The payoff comes at lunch at a wonderful outdoor spot perched right on the harbor. This is my opportunity to photograph Maine lobster, steamers, “chowdah,” lobster rolls, coleslaw, and blueberry pie. I order all of them–just for documentation, of course.
Sated at last, we depart the city of Portland, heading northwest toward the White Mountains of New Hampshire. As we drive from sea level up to the higher elevations, the fall color intensifies.
Near dusk, we find ourselves driving through the vibrantly colored foliage of oak and maple trees, contrasted against the majestic evergreens, and on to the cozy accommodations of our hotel, the majestic Omni Mount Washington Resort at Bretton Woods.
We make plans to meet in the lobby at 6:30 a.m. to catch the first light of day–usually the clearest and most compelling light.
In the early-morning darkness, we enter a village surrounded by mountains and rocky streams, hugged by turning trees. The sun rises over the Presidential Range, the snow-capped summit of Mount Washington poking up through the clouds. The sky is changing rapidly from purple through shades of pink and delicate blue. Heading southeast into North Conway, Scotty shares a story about Arthur Tauck’s car breaking down on the road with a double flat tire in front of Cannell’s Country Store one time in the late 1920s. A gentleman named Ray Cannell owned it; he befriended Tauck.
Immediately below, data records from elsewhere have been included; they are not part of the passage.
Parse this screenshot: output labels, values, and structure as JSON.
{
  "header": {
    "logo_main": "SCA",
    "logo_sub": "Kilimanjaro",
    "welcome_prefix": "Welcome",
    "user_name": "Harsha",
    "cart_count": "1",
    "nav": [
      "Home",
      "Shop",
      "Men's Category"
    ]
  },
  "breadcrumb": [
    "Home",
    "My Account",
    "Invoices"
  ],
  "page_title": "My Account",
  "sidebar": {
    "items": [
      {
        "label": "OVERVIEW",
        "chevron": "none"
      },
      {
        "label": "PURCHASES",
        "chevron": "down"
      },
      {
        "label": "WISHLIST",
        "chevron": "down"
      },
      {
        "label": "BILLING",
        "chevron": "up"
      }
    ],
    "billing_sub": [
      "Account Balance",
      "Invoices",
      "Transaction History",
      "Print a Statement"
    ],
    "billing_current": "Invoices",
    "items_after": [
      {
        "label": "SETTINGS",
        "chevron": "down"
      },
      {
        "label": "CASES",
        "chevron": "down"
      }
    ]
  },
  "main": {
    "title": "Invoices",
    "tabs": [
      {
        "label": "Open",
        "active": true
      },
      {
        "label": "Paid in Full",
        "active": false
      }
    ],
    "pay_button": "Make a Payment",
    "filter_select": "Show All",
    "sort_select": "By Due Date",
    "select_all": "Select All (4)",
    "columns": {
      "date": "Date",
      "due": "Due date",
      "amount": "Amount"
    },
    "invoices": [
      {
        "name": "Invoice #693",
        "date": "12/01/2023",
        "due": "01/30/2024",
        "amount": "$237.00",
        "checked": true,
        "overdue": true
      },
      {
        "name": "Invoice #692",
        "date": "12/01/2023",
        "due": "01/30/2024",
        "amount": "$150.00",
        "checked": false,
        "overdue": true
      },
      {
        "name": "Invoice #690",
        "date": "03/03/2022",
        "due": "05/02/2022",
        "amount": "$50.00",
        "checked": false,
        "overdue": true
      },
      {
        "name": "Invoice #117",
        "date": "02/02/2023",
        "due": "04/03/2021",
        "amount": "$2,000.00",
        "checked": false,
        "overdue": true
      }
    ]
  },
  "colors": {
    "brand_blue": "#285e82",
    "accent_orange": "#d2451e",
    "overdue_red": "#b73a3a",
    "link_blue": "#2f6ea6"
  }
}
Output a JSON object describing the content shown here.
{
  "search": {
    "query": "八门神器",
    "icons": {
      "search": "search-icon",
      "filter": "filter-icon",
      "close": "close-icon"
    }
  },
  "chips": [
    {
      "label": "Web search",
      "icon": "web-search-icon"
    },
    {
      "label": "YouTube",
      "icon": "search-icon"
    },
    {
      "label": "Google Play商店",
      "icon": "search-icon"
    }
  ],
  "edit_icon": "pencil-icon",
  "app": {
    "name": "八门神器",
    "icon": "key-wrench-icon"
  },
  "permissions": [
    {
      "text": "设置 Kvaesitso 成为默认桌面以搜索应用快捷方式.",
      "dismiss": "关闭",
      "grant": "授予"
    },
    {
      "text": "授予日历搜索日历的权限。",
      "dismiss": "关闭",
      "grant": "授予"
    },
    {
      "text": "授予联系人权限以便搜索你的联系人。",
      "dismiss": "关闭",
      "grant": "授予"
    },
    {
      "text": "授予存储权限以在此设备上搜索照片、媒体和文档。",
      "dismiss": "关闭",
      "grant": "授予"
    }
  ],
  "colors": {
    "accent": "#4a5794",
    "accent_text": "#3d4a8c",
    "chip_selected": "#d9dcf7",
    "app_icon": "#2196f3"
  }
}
“In those days it wasn’t easy to find tires or service stations along the way, and it required a long drive to find replacements before the tour could continue,” Scotty explains. “But Ray made it happen and Arthur never forgot his kindness.” For years afterward, Tauck tours always stopped to patronize the shop.
Jackson, New Hampshire, north of Conway, is one of the prettiest mountain villages you’ll ever see. Standing on an old stone bridge, gazing down to the stream below, we notice a great blue heron perched on a rock. We try to be as inconspicuous as possible as I take one shot after another: another gifted moment.
Heading north again, the day gets even better, as we climb the Mount Washington Auto Road. Neither of us has ever been to the top. As the road twists upward, our guide tells us that he’s awaiting word on his two-way radio whether the weather will let us proceed to the summit. As we climb, the foliage below contrasts dramatically with the evergreens and the cold, rocky terrain of the high elevation.
Finally, word arrives: We can reach the top. No one has been to the summit in nearly a week. We’re the first, and the sky is so clear we can see 100 miles due east, all the way to the Atlantic Ocean. It’s like being on the tundra, or the moon, with rime ice covering everything. It’s quite spectacular to go from a crisp, sunny, colorful autumn day to this, the summit, all in about 30 minutes. Nice afternoon at the office!
Scotty and I chat about this experience the rest of the day. We stop to shoot as we travel through the notches on our way west. We pass Twin Mountain, Bethlehem, Littleton. We stop at a covered bridge and at The Brick Store, in Bath, the oldest emporium in New Hampshire (established 1790). The owner, Nancy Lusby, is making her famous fudge. Leaf peepers are stopping by. High-school kids are selling pumpkins to raise money.